Labor says it will oppose two of the Government’s superannuation Bills, but may support a third if it is amended.

The House of Representatives on Monday passed the Treasury Laws Amendment (Improving Accountability and Member Outcomes in Superannuation Measures No. 2) Bill 2017. The Bill would expand choice of super fund and close the Salary Sacrifice ‘loophole’, which allows employers to claim employees contributions against their SG obligations. Read more...

Choice of super fund a “fundamental right” of all employees: SMSFA

It is a fundamental right of all employees to choose their own super fund, and it should be an integral part of the superannuation system, the SMSF Association has told a Senate committee.

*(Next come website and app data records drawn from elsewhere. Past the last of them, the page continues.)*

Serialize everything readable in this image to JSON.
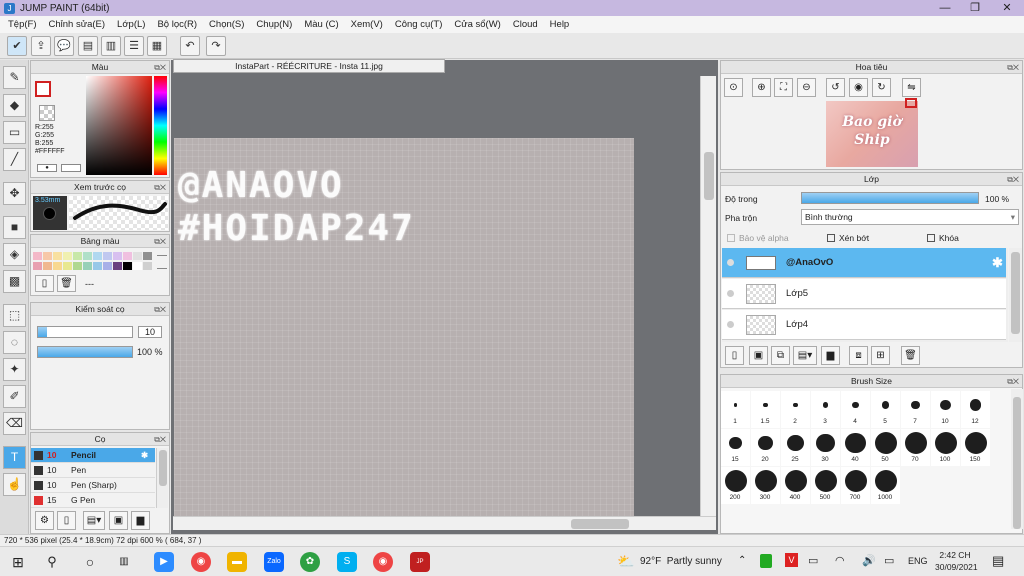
{
  "window": {
    "title": "JUMP PAINT (64bit)"
  },
  "menu": [
    "Tệp(F)",
    "Chỉnh sửa(E)",
    "Lớp(L)",
    "Bộ lọc(R)",
    "Chọn(S)",
    "Chụp(N)",
    "Màu (C)",
    "Xem(V)",
    "Công cụ(T)",
    "Cửa sổ(W)",
    "Cloud",
    "Help"
  ],
  "color_panel": {
    "title": "Màu",
    "r": "R:255",
    "g": "G:255",
    "b": "B:255",
    "hex": "#FFFFFF"
  },
  "brush_preview": {
    "title": "Xem trước cọ",
    "size": "3.53mm"
  },
  "palette": {
    "title": "Bảng màu",
    "extra": "---",
    "colors": [
      "#f4b8c8",
      "#f7c8a8",
      "#f8e0a0",
      "#f0f0b0",
      "#c8e8a8",
      "#b0e0c8",
      "#b0d8f0",
      "#c0c8f0",
      "#d8c0f0",
      "#f0c0e0",
      "#e0e0e0",
      "#909090",
      "#e8a0b0",
      "#f0b890",
      "#f8d890",
      "#e8e890",
      "#b0d890",
      "#98d0b8",
      "#98c8e8",
      "#a8b0e8",
      "#6a4080",
      "#000000",
      "#ffffff",
      "#d0d0d0"
    ]
  },
  "brush_control": {
    "title": "Kiểm soát cọ",
    "size_value": "10",
    "opacity_value": "100 %",
    "size_fill": 0.1,
    "opacity_fill": 1.0
  },
  "brush_list": {
    "title": "Cọ",
    "items": [
      {
        "size": "10",
        "name": "Pencil",
        "color": "#333333",
        "selected": true
      },
      {
        "size": "10",
        "name": "Pen",
        "color": "#333333",
        "selected": false
      },
      {
        "size": "10",
        "name": "Pen (Sharp)",
        "color": "#333333",
        "selected": false
      },
      {
        "size": "15",
        "name": "G Pen",
        "color": "#e03030",
        "selected": false
      }
    ]
  },
  "document": {
    "tab": "InstaPart - RÉÉCRITURE - Insta 11.jpg",
    "line1": "@ANAOVO",
    "line2": "#HOIDAP247"
  },
  "navigator": {
    "title": "Hoa tiêu",
    "thumb_line1": "Bao giờ",
    "thumb_line2": "Ship"
  },
  "layer_panel": {
    "title": "Lớp",
    "opacity_label": "Độ trong",
    "opacity_value": "100 %",
    "opacity_fill": 1.0,
    "blend_label": "Pha trộn",
    "blend_value": "Bình thường",
    "protect_alpha": "Bảo vệ alpha",
    "clipping": "Xén bớt",
    "lock": "Khóa",
    "layers": [
      {
        "name": "@AnaOvO",
        "selected": true
      },
      {
        "name": "Lớp5",
        "selected": false
      },
      {
        "name": "Lớp4",
        "selected": false
      }
    ]
  },
  "brush_size": {
    "title": "Brush Size",
    "sizes": [
      "1",
      "1.5",
      "2",
      "3",
      "4",
      "5",
      "7",
      "10",
      "12",
      "15",
      "20",
      "25",
      "30",
      "40",
      "50",
      "70",
      "100",
      "150",
      "200",
      "300",
      "400",
      "500",
      "700",
      "1000"
    ]
  },
  "status": {
    "text": "720 * 536 pixel  (25.4 * 18.9cm)  72 dpi  600 %  ( 684, 37 )"
  },
  "taskbar": {
    "weather_temp": "92°F",
    "weather_text": "Partly sunny",
    "lang": "ENG",
    "time": "2:42 CH",
    "date": "30/09/2021"
  },
  "colors": {
    "accent": "#4aa8e8",
    "titlebar": "#c6b8e0",
    "canvas_bg": "#6e7074"
  }
}
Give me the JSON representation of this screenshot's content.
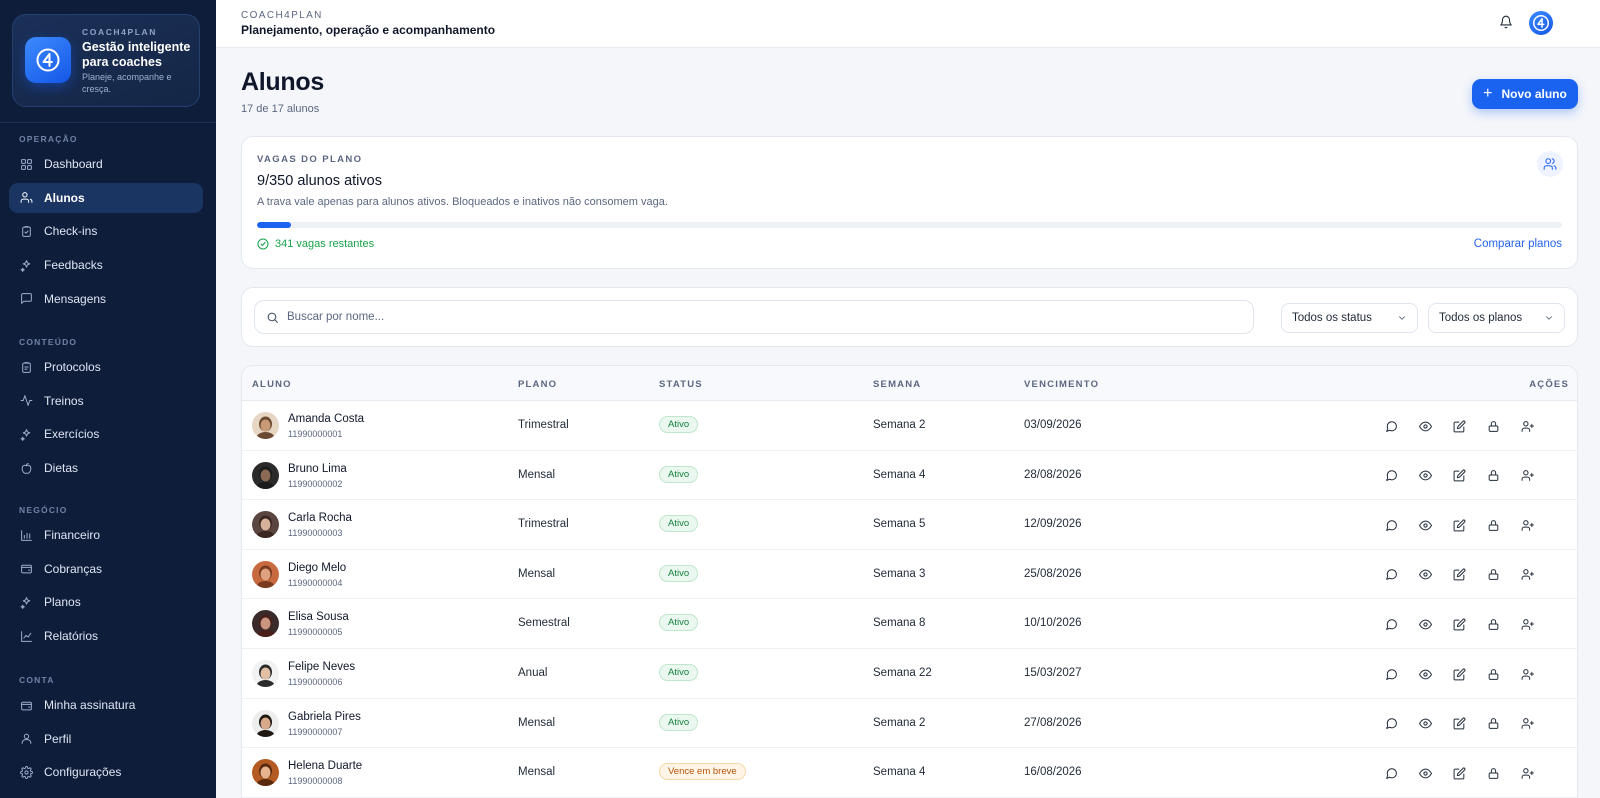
{
  "brand": {
    "kicker": "COACH4PLAN",
    "title": "Gestão inteligente para coaches",
    "subtitle": "Planeje, acompanhe e cresça."
  },
  "sidebar": {
    "sections": [
      {
        "label": "OPERAÇÃO",
        "items": [
          {
            "label": "Dashboard",
            "icon": "dashboard-icon",
            "active": false
          },
          {
            "label": "Alunos",
            "icon": "users-icon",
            "active": true
          },
          {
            "label": "Check-ins",
            "icon": "clipboard-check-icon",
            "active": false
          },
          {
            "label": "Feedbacks",
            "icon": "sparkles-icon",
            "active": false
          },
          {
            "label": "Mensagens",
            "icon": "message-icon",
            "active": false
          }
        ]
      },
      {
        "label": "CONTEÚDO",
        "items": [
          {
            "label": "Protocolos",
            "icon": "clipboard-icon",
            "active": false
          },
          {
            "label": "Treinos",
            "icon": "activity-icon",
            "active": false
          },
          {
            "label": "Exercícios",
            "icon": "sparkles-icon",
            "active": false
          },
          {
            "label": "Dietas",
            "icon": "apple-icon",
            "active": false
          }
        ]
      },
      {
        "label": "NEGÓCIO",
        "items": [
          {
            "label": "Financeiro",
            "icon": "bar-chart-icon",
            "active": false
          },
          {
            "label": "Cobranças",
            "icon": "wallet-icon",
            "active": false
          },
          {
            "label": "Planos",
            "icon": "sparkles-icon",
            "active": false
          },
          {
            "label": "Relatórios",
            "icon": "line-chart-icon",
            "active": false
          }
        ]
      },
      {
        "label": "CONTA",
        "items": [
          {
            "label": "Minha assinatura",
            "icon": "wallet-icon",
            "active": false
          },
          {
            "label": "Perfil",
            "icon": "user-icon",
            "active": false
          },
          {
            "label": "Configurações",
            "icon": "gear-icon",
            "active": false
          }
        ]
      }
    ]
  },
  "topbar": {
    "kicker": "COACH4PLAN",
    "title": "Planejamento, operação e acompanhamento"
  },
  "page": {
    "title": "Alunos",
    "count": "17 de 17 alunos",
    "new_button": "Novo aluno"
  },
  "plan": {
    "kicker": "VAGAS DO PLANO",
    "active": "9/350 alunos ativos",
    "note": "A trava vale apenas para alunos ativos. Bloqueados e inativos não consomem vaga.",
    "used_fraction": 0.0257,
    "remaining": "341 vagas restantes",
    "compare": "Comparar planos"
  },
  "filters": {
    "search_placeholder": "Buscar por nome...",
    "status": "Todos os status",
    "plan": "Todos os planos"
  },
  "table": {
    "headers": {
      "student": "ALUNO",
      "plan": "PLANO",
      "status": "STATUS",
      "week": "SEMANA",
      "due": "VENCIMENTO",
      "actions": "AÇÕES"
    },
    "rows": [
      {
        "name": "Amanda Costa",
        "phone": "11990000001",
        "plan": "Trimestral",
        "status": "Ativo",
        "status_kind": "ativo",
        "week": "Semana 2",
        "due": "03/09/2026"
      },
      {
        "name": "Bruno Lima",
        "phone": "11990000002",
        "plan": "Mensal",
        "status": "Ativo",
        "status_kind": "ativo",
        "week": "Semana 4",
        "due": "28/08/2026"
      },
      {
        "name": "Carla Rocha",
        "phone": "11990000003",
        "plan": "Trimestral",
        "status": "Ativo",
        "status_kind": "ativo",
        "week": "Semana 5",
        "due": "12/09/2026"
      },
      {
        "name": "Diego Melo",
        "phone": "11990000004",
        "plan": "Mensal",
        "status": "Ativo",
        "status_kind": "ativo",
        "week": "Semana 3",
        "due": "25/08/2026"
      },
      {
        "name": "Elisa Sousa",
        "phone": "11990000005",
        "plan": "Semestral",
        "status": "Ativo",
        "status_kind": "ativo",
        "week": "Semana 8",
        "due": "10/10/2026"
      },
      {
        "name": "Felipe Neves",
        "phone": "11990000006",
        "plan": "Anual",
        "status": "Ativo",
        "status_kind": "ativo",
        "week": "Semana 22",
        "due": "15/03/2027"
      },
      {
        "name": "Gabriela Pires",
        "phone": "11990000007",
        "plan": "Mensal",
        "status": "Ativo",
        "status_kind": "ativo",
        "week": "Semana 2",
        "due": "27/08/2026"
      },
      {
        "name": "Helena Duarte",
        "phone": "11990000008",
        "plan": "Mensal",
        "status": "Vence em breve",
        "status_kind": "vence",
        "week": "Semana 4",
        "due": "16/08/2026"
      }
    ]
  },
  "colors": {
    "sidebar_bg": "#0e1d3a",
    "accent": "#1a63f0",
    "success": "#16a34a",
    "warning": "#b45309"
  }
}
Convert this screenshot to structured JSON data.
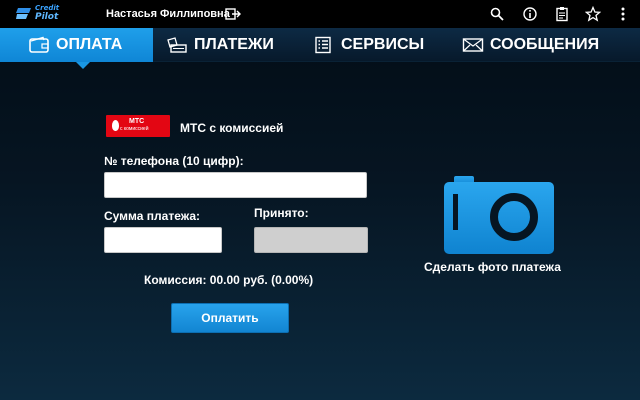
{
  "app": {
    "brand_line1": "Credit",
    "brand_line2": "Pilot",
    "user_name": "Настасья Филлиповна"
  },
  "topbar_icons": [
    "search-icon",
    "info-icon",
    "clipboard-icon",
    "star-icon",
    "more-vert-icon"
  ],
  "tabs": [
    {
      "label": "ОПЛАТА",
      "icon": "wallet-icon",
      "active": true
    },
    {
      "label": "ПЛАТЕЖИ",
      "icon": "payments-icon",
      "active": false
    },
    {
      "label": "СЕРВИСЫ",
      "icon": "list-icon",
      "active": false
    },
    {
      "label": "СООБЩЕНИЯ",
      "icon": "envelope-icon",
      "active": false
    }
  ],
  "operator": {
    "logo_title": "МТС",
    "logo_subtitle": "с комиссией",
    "name": "МТС с комиссией"
  },
  "form": {
    "phone_label": "№ телефона (10 цифр):",
    "phone_value": "",
    "amount_label": "Сумма платежа:",
    "amount_value": "",
    "accepted_label": "Принято:",
    "accepted_value": "",
    "commission_text": "Комиссия: 00.00 руб. (0.00%)",
    "pay_button": "Оплатить"
  },
  "photo": {
    "caption": "Сделать фото платежа"
  },
  "colors": {
    "accent": "#1a97e4",
    "operator_red": "#e30613",
    "background_dark": "#061522"
  }
}
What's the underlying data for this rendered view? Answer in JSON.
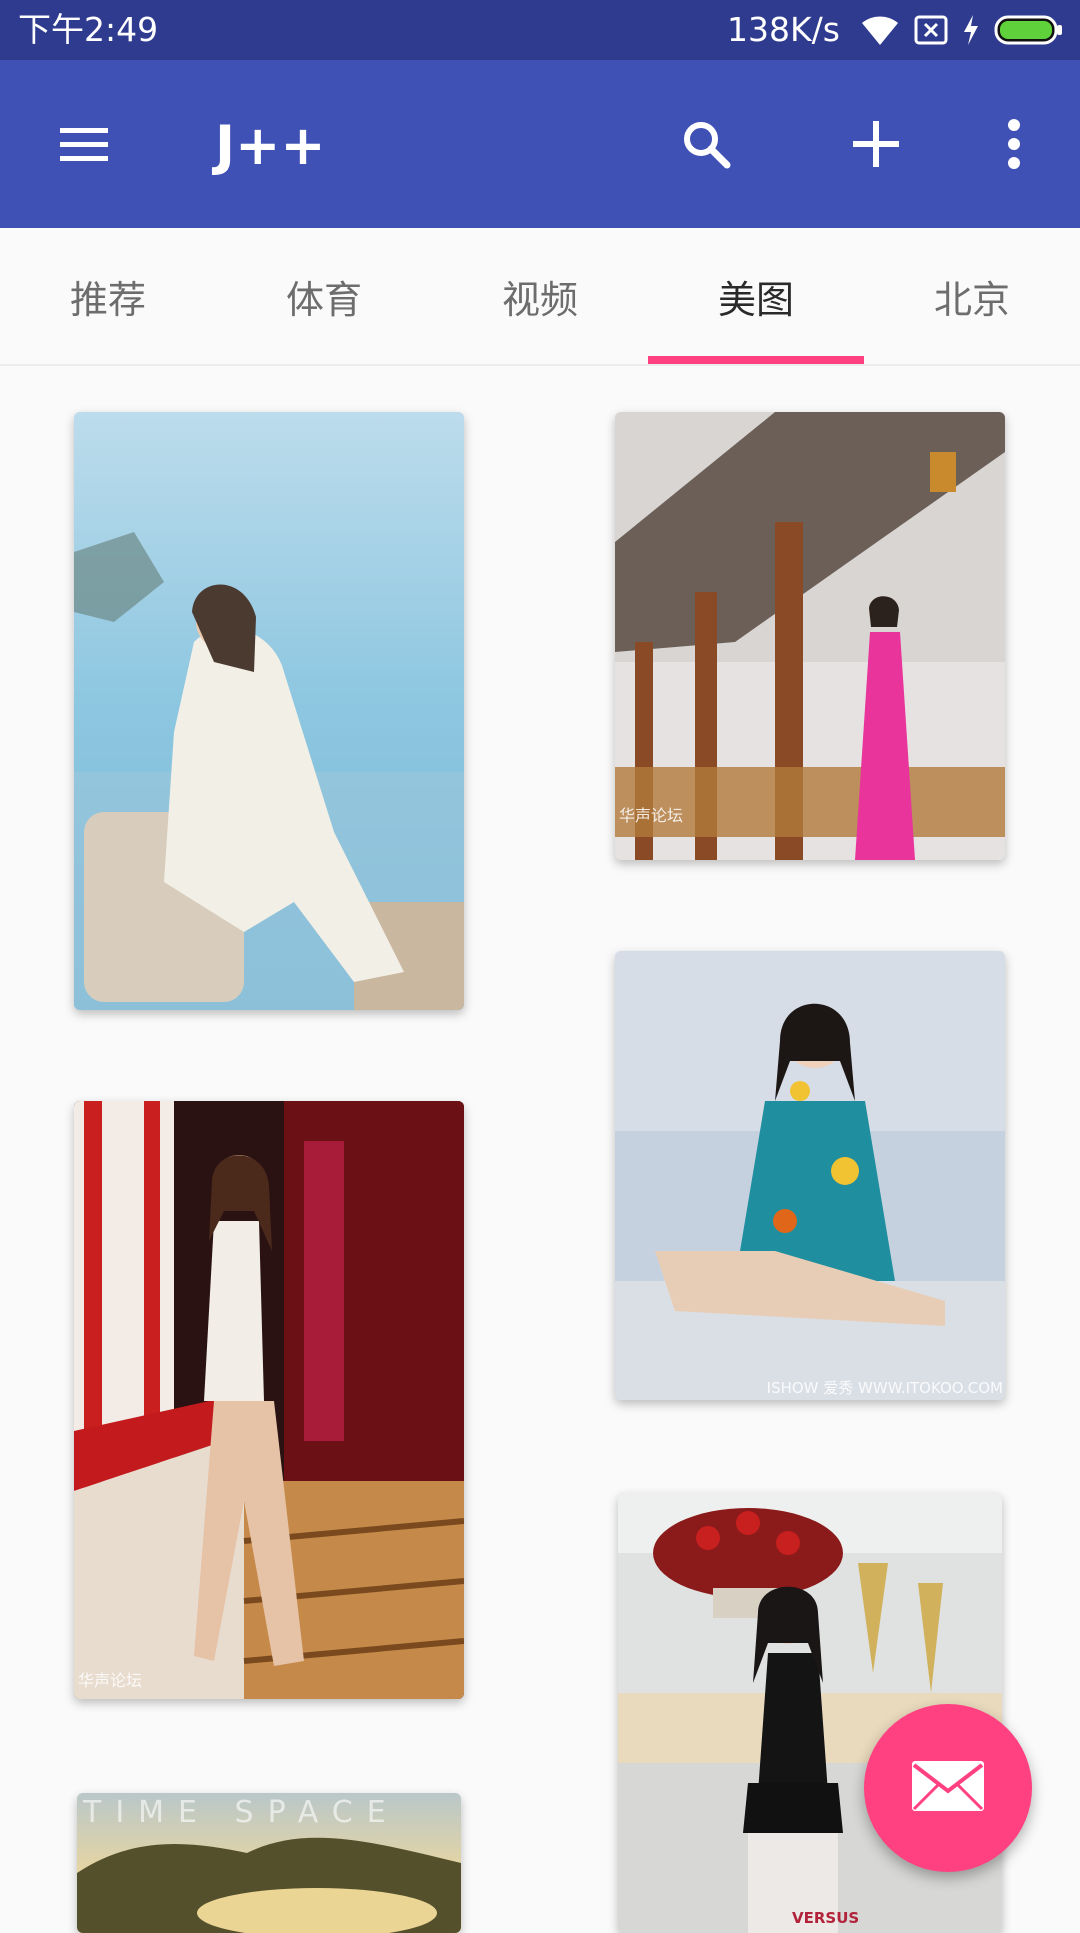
{
  "status_bar": {
    "time": "下午2:49",
    "net_speed": "138K/s",
    "icons": [
      "wifi-icon",
      "no-sim-icon",
      "charging-icon",
      "battery-icon"
    ]
  },
  "app_bar": {
    "title": "J++",
    "icons": [
      "menu-icon",
      "search-icon",
      "add-icon",
      "more-vert-icon"
    ],
    "color": "#3f51b5"
  },
  "tabs": {
    "items": [
      {
        "label": "推荐"
      },
      {
        "label": "体育"
      },
      {
        "label": "视频"
      },
      {
        "label": "美图"
      },
      {
        "label": "北京"
      }
    ],
    "selected": "美图",
    "indicator_color": "#ff4081"
  },
  "gallery": {
    "watermarks": {
      "card_2": "华声论坛",
      "card_3": "ISHOW 爱秀 WWW.ITOKOO.COM",
      "card_4": "华声论坛",
      "card_5": "VERSUS",
      "card_6": "TIME SPACE"
    }
  },
  "fab": {
    "icon": "mail-icon",
    "color": "#ff4081"
  }
}
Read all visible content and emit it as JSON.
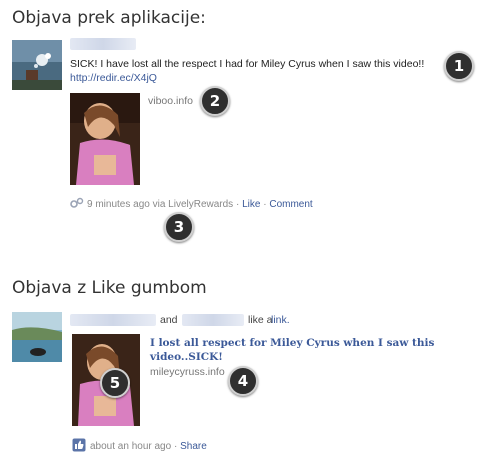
{
  "section1": {
    "title": "Objava prek aplikacije:",
    "post_text": "SICK! I have lost all the respect I had for Miley Cyrus when I saw this video!!",
    "post_link": "http://redir.ec/X4jQ",
    "link_domain": "viboo.info",
    "time": "9 minutes ago via LivelyRewards",
    "sep1": "·",
    "like_label": "Like",
    "sep2": "·",
    "comment_label": "Comment",
    "icon": "app-gear-icon"
  },
  "section2": {
    "title": "Objava z Like gumbom",
    "and_text": "and",
    "like_a_text": "like a",
    "link_text": "link.",
    "headline": "I lost all respect for Miley Cyrus when I saw this video..SICK!",
    "link_domain": "mileycyruss.info",
    "time": "about an hour ago",
    "sep": "·",
    "share_label": "Share",
    "icon": "like-thumb-icon"
  },
  "markers": [
    "1",
    "2",
    "3",
    "4",
    "5"
  ],
  "colors": {
    "link": "#3b5998",
    "marker_bg": "#2f2f2f",
    "text": "#333333",
    "meta": "#888888"
  }
}
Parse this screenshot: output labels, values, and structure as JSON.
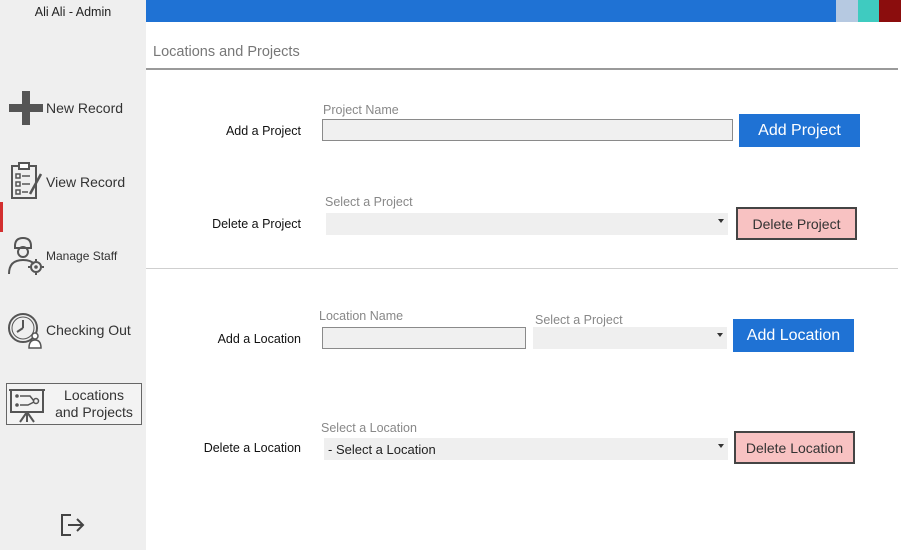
{
  "user": {
    "label": "Ali Ali - Admin"
  },
  "sidebar": {
    "items": [
      {
        "label": "New Record",
        "icon": "plus-icon"
      },
      {
        "label": "View Record",
        "icon": "clipboard-icon"
      },
      {
        "label": "Manage Staff",
        "icon": "staff-gear-icon"
      },
      {
        "label": "Checking Out",
        "icon": "clock-person-icon"
      },
      {
        "label": "Locations\nand Projects",
        "icon": "presentation-board-icon"
      }
    ],
    "logout_icon": "logout-icon"
  },
  "topbar": {
    "color": "#1f72d4",
    "swatches": [
      "#b6c9e1",
      "#3fcbc0",
      "#8b0d0d"
    ]
  },
  "page": {
    "title": "Locations and Projects"
  },
  "project": {
    "add_label": "Add a Project",
    "name_label": "Project Name",
    "name_value": "",
    "add_button": "Add Project",
    "delete_label": "Delete a Project",
    "select_label": "Select a Project",
    "select_value": "",
    "delete_button": "Delete Project"
  },
  "location": {
    "add_label": "Add a Location",
    "name_label": "Location Name",
    "name_value": "",
    "project_select_label": "Select a Project",
    "project_select_value": "",
    "add_button": "Add Location",
    "delete_label": "Delete a Location",
    "select_label": "Select a Location",
    "select_value": "-  Select a Location",
    "delete_button": "Delete Location"
  },
  "colors": {
    "primary": "#1f72d4",
    "danger_bg": "#f8c2c2",
    "sidebar_bg": "#efefef"
  }
}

The Senate Committee on Economics has been conducting an inquiry into a Bill which would expand choice of super fund.

Currently employers under some workplace and industrial agreements don’t have a choice as to which super fund receives their employer contributions. The Treasury Laws Amendment (Improving Accountability and Member Outcomes in Superannuation Measures No. 2) Bill 2017 would remove this limitation from agreements made on or after 1 July 2018, if passed. Read more...

Super choice expansion & closing salary sacrifice loophole Bill introduced

The Government has introduced legislation to expand choice of super fund for employees and close a superannuation salary sacrifice ‘loophole’.

These changes are contained in the Treasury Laws Amendment (Improving Accountability and Member Outcomes in Superannuation Measures No. 2) Bill 2017. Meanwhile several superannuation Bills have been introduced to the Senate before the House of Reps.

Related: Government puts super fund governance & accountability Bills to Senate first

Currently choice of super fund does not extend to employees under an enterprise agreement or workplace determination. Employers can satisfy the choice of fund requirements by making contributions to a super fund nominated in the agreement or determination. Read more...

Super industry criticises Government outcomes & accountability measures

The superannuation industry has sharply criticised the Government’s proposed changes to improve accountability and outcomes for members in the superannuation system.

The Government recently released draft legislation, which it says will “ensure a modern, vibrant superannuation system”, the Treasury Legislation Amendment (Improving Accountability and Member Outcomes in Superannuation) Bill 2017.

Related: Government announces super reforms to give consumers more power

However the superannuation industry is critical of many aspects of the changes, including a new test which doesn’t give enough focus on returns and only apply to a fraction of funds, the new powers for APRA and requirements to host an annual meeting of members. Read more...